Here is an example Grafana Dashboard that is made up of panels -
The dashboard is made up of 12 panels across 3 rows and 4 columns. Each panel has a query to pull data from a data source. The panel also has a JSON representation in grafana. Here is one such representation for Downstream 2xx Responses
The representation above has a lot of fields removed just to highlight the interesting ones to build an understanding of how a variable reported in enroute/envoy is displayed. The interesting parts are datasource and the targets.expr that captures the query. Note the PromQL syntax and how the cumulative value of 1m rate is plotted over time.
fetches the value of envoy_http_downstream_rq_xx for a reponse code 2xx

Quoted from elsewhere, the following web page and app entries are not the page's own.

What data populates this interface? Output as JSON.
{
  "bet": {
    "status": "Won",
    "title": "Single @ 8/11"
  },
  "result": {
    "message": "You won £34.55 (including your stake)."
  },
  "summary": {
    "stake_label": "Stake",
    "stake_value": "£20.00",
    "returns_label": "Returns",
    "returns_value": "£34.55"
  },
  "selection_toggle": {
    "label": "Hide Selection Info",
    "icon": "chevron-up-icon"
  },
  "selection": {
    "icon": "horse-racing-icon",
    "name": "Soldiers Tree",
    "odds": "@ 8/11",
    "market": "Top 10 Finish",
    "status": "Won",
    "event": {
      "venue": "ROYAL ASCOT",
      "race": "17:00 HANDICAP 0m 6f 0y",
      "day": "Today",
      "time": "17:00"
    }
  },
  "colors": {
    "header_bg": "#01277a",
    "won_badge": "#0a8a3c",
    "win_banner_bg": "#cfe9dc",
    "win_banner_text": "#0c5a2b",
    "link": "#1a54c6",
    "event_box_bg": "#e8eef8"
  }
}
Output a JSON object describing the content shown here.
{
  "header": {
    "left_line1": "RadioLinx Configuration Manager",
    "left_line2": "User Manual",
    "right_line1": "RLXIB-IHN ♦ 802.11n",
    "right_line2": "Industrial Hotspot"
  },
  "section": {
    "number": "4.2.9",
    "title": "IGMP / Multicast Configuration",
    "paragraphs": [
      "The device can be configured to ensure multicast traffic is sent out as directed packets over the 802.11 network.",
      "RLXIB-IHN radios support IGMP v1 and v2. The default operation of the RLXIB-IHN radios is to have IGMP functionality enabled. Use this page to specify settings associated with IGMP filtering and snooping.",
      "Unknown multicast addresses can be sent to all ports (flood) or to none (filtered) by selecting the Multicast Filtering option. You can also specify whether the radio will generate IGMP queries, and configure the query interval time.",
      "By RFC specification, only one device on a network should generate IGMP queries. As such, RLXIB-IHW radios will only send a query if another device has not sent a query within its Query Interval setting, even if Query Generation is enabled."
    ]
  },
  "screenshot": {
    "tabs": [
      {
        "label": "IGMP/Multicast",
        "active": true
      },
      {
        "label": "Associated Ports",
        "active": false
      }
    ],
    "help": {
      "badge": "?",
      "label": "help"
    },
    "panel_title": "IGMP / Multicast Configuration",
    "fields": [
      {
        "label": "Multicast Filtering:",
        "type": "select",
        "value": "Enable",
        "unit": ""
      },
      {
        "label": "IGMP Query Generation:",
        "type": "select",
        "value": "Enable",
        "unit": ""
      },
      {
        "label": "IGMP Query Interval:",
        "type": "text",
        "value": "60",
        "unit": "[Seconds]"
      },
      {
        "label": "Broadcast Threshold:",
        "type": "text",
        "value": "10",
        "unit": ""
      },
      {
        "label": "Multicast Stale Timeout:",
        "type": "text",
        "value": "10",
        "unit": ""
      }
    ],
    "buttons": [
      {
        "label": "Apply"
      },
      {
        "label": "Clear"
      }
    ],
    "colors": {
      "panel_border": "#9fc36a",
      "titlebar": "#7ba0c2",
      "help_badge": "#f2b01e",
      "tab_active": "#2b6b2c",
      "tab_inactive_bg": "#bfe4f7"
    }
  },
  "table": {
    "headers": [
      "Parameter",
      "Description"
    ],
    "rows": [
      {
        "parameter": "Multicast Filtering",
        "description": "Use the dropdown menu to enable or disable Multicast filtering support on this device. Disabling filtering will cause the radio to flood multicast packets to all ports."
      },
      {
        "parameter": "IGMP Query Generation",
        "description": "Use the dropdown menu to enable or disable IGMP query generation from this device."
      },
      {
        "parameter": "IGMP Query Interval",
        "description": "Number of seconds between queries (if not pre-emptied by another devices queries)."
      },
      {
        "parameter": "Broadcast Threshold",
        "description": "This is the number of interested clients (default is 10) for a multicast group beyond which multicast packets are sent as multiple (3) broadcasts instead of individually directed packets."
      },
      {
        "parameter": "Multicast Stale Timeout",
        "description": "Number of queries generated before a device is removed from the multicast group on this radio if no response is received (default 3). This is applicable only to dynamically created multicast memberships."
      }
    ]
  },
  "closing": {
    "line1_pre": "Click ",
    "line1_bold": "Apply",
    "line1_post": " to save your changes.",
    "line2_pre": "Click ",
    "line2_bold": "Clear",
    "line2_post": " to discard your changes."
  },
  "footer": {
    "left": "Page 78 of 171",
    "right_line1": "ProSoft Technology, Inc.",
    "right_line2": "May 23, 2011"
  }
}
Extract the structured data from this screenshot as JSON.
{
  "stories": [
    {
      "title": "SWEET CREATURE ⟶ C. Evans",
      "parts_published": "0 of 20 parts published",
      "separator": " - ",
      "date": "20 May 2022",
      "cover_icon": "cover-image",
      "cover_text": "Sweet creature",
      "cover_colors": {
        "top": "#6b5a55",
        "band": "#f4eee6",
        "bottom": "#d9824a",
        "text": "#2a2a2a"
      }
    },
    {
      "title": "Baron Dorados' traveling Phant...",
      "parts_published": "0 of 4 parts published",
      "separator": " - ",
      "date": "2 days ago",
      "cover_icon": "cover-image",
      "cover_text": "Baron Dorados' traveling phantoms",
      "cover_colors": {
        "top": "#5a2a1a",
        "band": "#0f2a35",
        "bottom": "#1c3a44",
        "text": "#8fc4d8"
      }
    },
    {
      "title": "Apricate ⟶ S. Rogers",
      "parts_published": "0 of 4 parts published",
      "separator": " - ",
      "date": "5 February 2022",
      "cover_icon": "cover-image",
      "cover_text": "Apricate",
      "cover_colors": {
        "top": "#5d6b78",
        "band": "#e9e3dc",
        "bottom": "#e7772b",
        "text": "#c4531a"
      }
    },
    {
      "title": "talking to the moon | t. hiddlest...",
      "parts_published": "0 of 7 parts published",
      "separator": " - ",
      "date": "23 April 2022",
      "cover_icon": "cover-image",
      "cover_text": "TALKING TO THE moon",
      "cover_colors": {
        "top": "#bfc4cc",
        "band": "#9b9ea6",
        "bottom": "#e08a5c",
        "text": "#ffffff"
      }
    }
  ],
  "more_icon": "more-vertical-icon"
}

Here is another example that plots a histogram of latency to upstream server after importing swagger spec using enroutectl.
EnRoute Universal API Gateway with its API both for Standalone and Kubernetes works with Prometheus and Grafana based open source telemetry. Both EnRoute and Envoy can export operational data in Prometheus Exposition Format. Telemetry is critical for operations and using an open source format like Prometheus and Grafana ensures that programmable insights can be derived from data and the API gateway adheres to the overall logging architecture and choices.
When working with a complex system, any downtime is unacceptable. Understanding the root cause requires metrics to understand and troubleshoot. Logging and monitoring are critical to ensure the DevOps team has the necessary tools to keep the system running. EnRoute Universal API Gateway automatically creates detailed dashboards for individual Envoy components to provide deep insights into working of several API Gateway sub-systems. These Envoy specific dashboards can also be displayed on a per-service basis using relevant Envoy metrics.